ESA funding can be used to pay private school tuition, curriculum, homeschooling, and other educational expenses. The Arizona Department of Education (ADE) maintains a comprehensive list of approved spending categories and ESA allowable items. However, because state statute on allowable items is broad, parents are able to use ESA dollars for expenses with questionable educational benefit. Uptown Jungle Peoria, an indoor playground, recently attracted attention when they advertised that they would accept ESA money, an expenditure that ADE confirmed was appropriate. Parents may also use ESA dollars to purchase Lego kits, lawn darts, and croquet sets. ADE staff oversee ESA expenditures to ensure that they fall under program guidelines, yet allowable purchases that are more recreational may come at the expense of academic experience.
How much will the ESA expansion cost taxpayers?
Initial estimates from the JLBC are that taxpayers will spend $33 million in FY23, $65 million in FY24, and $125 million in FY25 from empowerment scholarships. With 77% of the 9,710 enrollees this school year coming from outside of the public system, the cost of these students will likely be around $52 million, close to the JLBC estimate. As participation in the ESA program proliferates due to public awareness in the coming years, the burden of the program on the General Fund will rise substantially.
How will the ESA expansion impact school choice
Arizona currently has 2,391 public schools and 448 private schools. The estimated award for FY23 of $6,966 covers the entire average cost of private elementary schools ($6,710), but only about a third of the cost of private secondary schools ($18,590). Consequentially, families will have to pay around $12,000 per student out of their own pocket once they reach high school, a financial barrier that will be too burdensome for those who rely on ESAs to pay for private school tuition.
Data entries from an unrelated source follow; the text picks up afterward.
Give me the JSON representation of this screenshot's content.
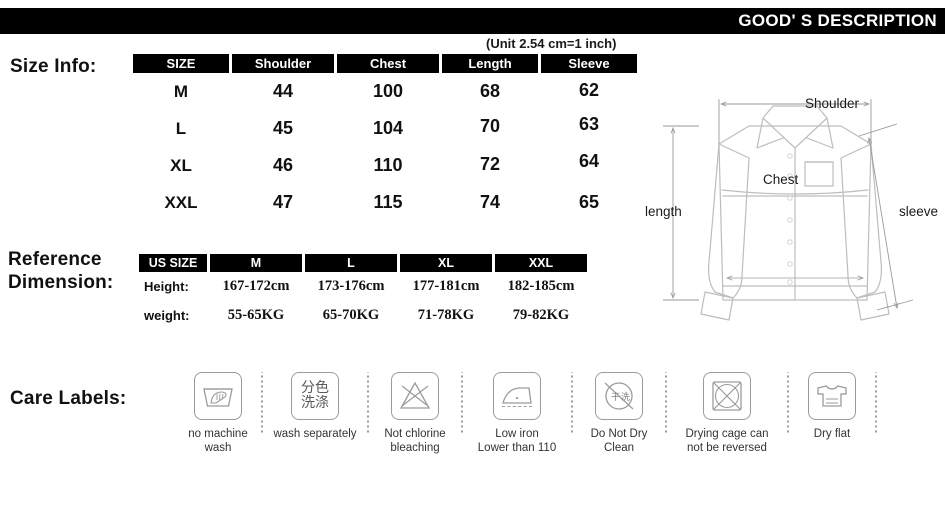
{
  "banner": {
    "title": "GOOD' S DESCRIPTION"
  },
  "unit_note": "(Unit 2.54 cm=1 inch)",
  "labels": {
    "size_info": "Size Info:",
    "reference_dimension": "Reference\nDimension:",
    "care_labels": "Care Labels:"
  },
  "size_table": {
    "headers": [
      "SIZE",
      "Shoulder",
      "Chest",
      "Length",
      "Sleeve"
    ],
    "rows": [
      [
        "M",
        "44",
        "100",
        "68",
        "62"
      ],
      [
        "L",
        "45",
        "104",
        "70",
        "63"
      ],
      [
        "XL",
        "46",
        "110",
        "72",
        "64"
      ],
      [
        "XXL",
        "47",
        "115",
        "74",
        "65"
      ]
    ]
  },
  "reference_table": {
    "headers": [
      "US SIZE",
      "M",
      "L",
      "XL",
      "XXL"
    ],
    "rows": [
      {
        "label": "Height:",
        "values": [
          "167-172cm",
          "173-176cm",
          "177-181cm",
          "182-185cm"
        ]
      },
      {
        "label": "weight:",
        "values": [
          "55-65KG",
          "65-70KG",
          "71-78KG",
          "79-82KG"
        ]
      }
    ]
  },
  "diagram": {
    "shoulder_label": "Shoulder",
    "chest_label": "Chest",
    "length_label": "length",
    "sleeve_label": "sleeve",
    "line_color": "#b9b9b9",
    "arrow_color": "#9a9a9a"
  },
  "care_labels": [
    {
      "icon": "hand-wash-basin-icon",
      "caption": "no machine\nwash"
    },
    {
      "icon": "wash-separately-icon",
      "caption": "wash separately",
      "cn_top": "分色",
      "cn_bottom": "洗涤"
    },
    {
      "icon": "no-chlorine-bleach-icon",
      "caption": "Not chlorine\nbleaching"
    },
    {
      "icon": "low-iron-icon",
      "caption": "Low iron\nLower than 110"
    },
    {
      "icon": "do-not-dry-clean-icon",
      "caption": "Do Not Dry\nClean",
      "cn_left": "干",
      "cn_right": "洗"
    },
    {
      "icon": "no-tumble-dry-icon",
      "caption": "Drying cage can\nnot be reversed"
    },
    {
      "icon": "dry-flat-icon",
      "caption": "Dry flat"
    }
  ],
  "colors": {
    "banner_bg": "#000000",
    "banner_text": "#ffffff",
    "table_header_bg": "#000000",
    "table_header_text": "#ffffff",
    "body_text": "#111111",
    "icon_stroke": "#9b9b9b"
  }
}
The families that experience the greatest expansion of school choice are those who are wealthy enough to pay the difference in tuition at the secondary education level.
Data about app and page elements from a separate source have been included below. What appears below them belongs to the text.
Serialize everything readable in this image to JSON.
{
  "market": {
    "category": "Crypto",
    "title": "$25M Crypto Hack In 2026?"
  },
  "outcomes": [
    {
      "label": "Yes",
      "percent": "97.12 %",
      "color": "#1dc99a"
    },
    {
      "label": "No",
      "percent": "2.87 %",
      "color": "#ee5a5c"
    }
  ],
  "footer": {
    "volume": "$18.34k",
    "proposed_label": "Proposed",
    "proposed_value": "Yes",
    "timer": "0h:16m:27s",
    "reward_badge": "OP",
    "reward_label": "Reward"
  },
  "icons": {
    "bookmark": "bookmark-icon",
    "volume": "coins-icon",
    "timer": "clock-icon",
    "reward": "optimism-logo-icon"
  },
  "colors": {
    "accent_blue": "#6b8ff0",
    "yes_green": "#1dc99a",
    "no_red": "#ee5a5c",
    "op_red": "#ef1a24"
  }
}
The impact of school choice by the ESA expansion is further limited by the lack of public accountability of private schools, creating a vacuum of information on academic outcomes. With little means to determine how well private schools educate their students, parents must rely more on marketing and word-of-mouth, impairing their ability to make well-informed decisions for school choice.
HB 2853 is scheduled to go into effect on September 24 however that date could be put on hold if an initiative successfully gathers sufficient signatures to refer the issue to the November 2024 ballot.
For more information, contact:
Max Goshert, Assistant Research Director
email@example.com, (602) 595-1025 ext. 12
The Grand Canyon Institute (GCI) is a nonpartisan, nonprofit organization dedicated to informing and improving public policy in Arizona through evidence-based, independent, objective, nonpartisan research. GCI makes a good faith effort to ensure that findings are reliable, accurate, and based on reputable sources. While publications reflect the view of the Institute, they may not reflect the view of individual members of the Board.